    Thursday, October 9, 2014

    lecture 17, maximum and minimum values

    Please begin skimming section 14.7. Focus on the part that deals with locating and classifying critical points.

    I'll review the properties of the magical gradient vector by looking at a graph of a nonlinear function; the graph combines level curves and gradient vectors. We'll ooh and ah at the gradient vectors that are perpendicular to the level curves. Then we'll move on to locating and classifying the critical points of the function. 

    discussion problem solutions

    Let's hope a few of these solutions are correct. Let me know if you find errors or bits that are unclear.

    Tuesday, October 7, 2014

    lecture 16, directional derivatives

    Please breeze through section 14.6 before class on Wednesday. The theorem in box 15, and the final section, about the significance of the gradient vector, will take your breath away.

    We'll develop the directional derivative and work several examples. We'll also investigate the magical properties of the magical gradient vector.

    Monday, October 6, 2014

    discussion, week 6

    This week's quiz has questions from sections 13.1, 13.2 and 14.1.

    Like last week, the discussion problems are all over the place.

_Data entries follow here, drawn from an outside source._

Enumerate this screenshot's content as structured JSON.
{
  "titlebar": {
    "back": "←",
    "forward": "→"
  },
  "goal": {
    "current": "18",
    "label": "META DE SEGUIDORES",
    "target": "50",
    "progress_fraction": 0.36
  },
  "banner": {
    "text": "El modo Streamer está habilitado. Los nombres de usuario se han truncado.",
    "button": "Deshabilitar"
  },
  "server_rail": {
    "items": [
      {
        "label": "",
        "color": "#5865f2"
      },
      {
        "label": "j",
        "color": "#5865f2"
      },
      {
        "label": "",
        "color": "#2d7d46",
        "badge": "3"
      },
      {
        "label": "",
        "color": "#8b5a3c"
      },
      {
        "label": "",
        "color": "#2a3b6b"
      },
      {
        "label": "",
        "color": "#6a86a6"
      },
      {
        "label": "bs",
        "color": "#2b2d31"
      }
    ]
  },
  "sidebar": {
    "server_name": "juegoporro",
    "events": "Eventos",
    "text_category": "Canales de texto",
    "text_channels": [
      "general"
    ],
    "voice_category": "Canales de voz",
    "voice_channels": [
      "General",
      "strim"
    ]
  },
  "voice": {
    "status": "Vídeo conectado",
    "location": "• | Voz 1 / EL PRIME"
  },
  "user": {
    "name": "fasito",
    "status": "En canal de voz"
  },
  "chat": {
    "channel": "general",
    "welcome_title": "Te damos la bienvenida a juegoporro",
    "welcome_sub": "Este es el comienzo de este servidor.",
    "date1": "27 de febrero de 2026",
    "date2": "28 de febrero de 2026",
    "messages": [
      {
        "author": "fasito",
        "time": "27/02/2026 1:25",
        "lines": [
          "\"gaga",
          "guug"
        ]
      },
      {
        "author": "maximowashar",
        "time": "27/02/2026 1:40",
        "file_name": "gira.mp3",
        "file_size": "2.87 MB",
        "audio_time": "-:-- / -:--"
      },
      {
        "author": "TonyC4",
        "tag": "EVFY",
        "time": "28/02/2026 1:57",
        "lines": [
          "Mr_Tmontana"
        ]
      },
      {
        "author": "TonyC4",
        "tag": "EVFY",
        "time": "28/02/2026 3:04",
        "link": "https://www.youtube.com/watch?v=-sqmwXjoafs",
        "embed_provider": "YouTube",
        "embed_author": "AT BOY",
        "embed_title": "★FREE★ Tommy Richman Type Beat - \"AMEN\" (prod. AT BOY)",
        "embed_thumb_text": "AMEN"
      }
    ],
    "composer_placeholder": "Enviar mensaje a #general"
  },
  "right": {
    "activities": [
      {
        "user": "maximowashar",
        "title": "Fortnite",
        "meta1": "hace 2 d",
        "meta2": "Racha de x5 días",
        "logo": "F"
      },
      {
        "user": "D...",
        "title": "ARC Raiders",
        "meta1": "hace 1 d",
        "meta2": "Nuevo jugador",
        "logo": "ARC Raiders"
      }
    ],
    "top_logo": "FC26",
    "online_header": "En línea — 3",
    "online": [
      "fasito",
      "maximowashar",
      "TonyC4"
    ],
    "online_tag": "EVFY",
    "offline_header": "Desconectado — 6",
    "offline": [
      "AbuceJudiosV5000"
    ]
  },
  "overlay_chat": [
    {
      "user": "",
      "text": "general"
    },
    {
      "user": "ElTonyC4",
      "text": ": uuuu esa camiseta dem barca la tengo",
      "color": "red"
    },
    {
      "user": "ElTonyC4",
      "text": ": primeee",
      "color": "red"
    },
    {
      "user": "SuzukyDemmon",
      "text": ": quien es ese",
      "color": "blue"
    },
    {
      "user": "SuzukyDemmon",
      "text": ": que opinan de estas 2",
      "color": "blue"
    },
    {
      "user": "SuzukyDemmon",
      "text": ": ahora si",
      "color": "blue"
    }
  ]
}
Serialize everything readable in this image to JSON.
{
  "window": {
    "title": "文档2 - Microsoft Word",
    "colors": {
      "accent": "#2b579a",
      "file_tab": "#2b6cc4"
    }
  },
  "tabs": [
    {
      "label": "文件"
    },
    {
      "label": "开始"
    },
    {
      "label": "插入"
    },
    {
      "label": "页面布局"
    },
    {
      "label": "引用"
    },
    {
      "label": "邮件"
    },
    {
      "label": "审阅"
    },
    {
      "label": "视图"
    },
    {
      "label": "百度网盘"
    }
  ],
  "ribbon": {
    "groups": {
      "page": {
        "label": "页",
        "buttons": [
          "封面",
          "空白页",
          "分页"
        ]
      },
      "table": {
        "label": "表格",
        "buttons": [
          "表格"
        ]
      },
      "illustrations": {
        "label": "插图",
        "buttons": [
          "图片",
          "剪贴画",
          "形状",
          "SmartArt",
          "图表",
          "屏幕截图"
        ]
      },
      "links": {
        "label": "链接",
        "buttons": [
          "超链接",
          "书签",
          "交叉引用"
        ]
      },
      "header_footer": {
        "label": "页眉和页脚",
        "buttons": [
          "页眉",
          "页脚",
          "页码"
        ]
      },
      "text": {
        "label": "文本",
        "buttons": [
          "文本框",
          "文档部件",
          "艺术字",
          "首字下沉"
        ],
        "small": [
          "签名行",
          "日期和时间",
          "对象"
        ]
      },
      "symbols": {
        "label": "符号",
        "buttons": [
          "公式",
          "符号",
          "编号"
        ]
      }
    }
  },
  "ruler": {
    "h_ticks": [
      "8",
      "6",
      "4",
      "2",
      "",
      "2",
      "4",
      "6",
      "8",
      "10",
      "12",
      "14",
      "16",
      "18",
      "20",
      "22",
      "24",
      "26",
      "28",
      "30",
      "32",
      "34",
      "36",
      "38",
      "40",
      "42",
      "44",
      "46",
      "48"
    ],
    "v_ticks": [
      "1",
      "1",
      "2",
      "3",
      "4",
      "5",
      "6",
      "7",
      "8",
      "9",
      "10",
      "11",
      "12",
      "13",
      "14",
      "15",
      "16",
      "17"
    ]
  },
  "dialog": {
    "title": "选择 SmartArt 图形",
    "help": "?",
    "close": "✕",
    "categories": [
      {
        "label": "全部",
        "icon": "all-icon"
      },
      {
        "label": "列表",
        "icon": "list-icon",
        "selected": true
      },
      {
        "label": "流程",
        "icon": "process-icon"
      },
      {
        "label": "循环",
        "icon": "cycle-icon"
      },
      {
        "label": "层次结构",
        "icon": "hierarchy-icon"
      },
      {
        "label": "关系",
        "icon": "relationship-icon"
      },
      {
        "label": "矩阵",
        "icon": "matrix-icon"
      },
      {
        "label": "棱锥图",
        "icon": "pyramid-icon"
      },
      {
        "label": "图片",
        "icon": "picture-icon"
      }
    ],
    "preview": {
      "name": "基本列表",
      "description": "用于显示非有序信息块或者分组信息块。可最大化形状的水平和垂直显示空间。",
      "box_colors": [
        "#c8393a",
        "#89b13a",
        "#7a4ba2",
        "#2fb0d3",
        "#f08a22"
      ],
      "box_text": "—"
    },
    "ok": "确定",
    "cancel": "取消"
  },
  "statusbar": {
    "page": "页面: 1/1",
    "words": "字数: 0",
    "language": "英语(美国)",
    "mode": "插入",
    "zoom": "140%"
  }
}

They cover topics from sections 13.2, 14.3, 14.4, and 14.5. 

    Sunday, October 5, 2014

    lecture 15, chain rule

    Please skim section 14.5 before class. Pay attention to the examples and the content of the red-lined boxes. Look at a few problems at the end of the section.

    The multivariable version of the chain rule is more complicated and more powerful than the single variable version. We'll do three examples that involve a space curve, a change of variables from Cartesian to polar coordinates, and a peculiar case where the variables obey a constraint equation.

    Saturday, October 4, 2014

    the equality of mixed partials

    Clairaut's theorem (because I stated it wrong in class): Suppose $f(x,y)$ is defined on an open subset $D$ of $\mathbb{R}^2$. If the second-order mixed partial derivatives $f_{xy}$ and $f_{yx}$ exist and are continuous on $D$ then $f_{xy}=f_{yx}$ at every point in $D$.

    Thursday, October 2, 2014

    lecture 14, tangent planes

    We'll go long in tangent planes, linear approximations, and differentials (section 14.4). Examples will be worked.

    discussion problem solutions

    Here are my solutions to the discussion problems for week 5 and week 4. Let me know if you find mistakes or parts that are unclear.

    Wednesday, October 1, 2014

    lecture 13, partial derivatives and tangent planes

    Lightly read the part of section 14.4 that discusses tangent planes. We'll talk about differentials and linear approximations on Friday.

    We'll explore partial derivatives more deeply by working examples. We'll also talk about how to define a tangent plane at a point on a surface. Tangent planes are the gateway to differentials and linear approximations.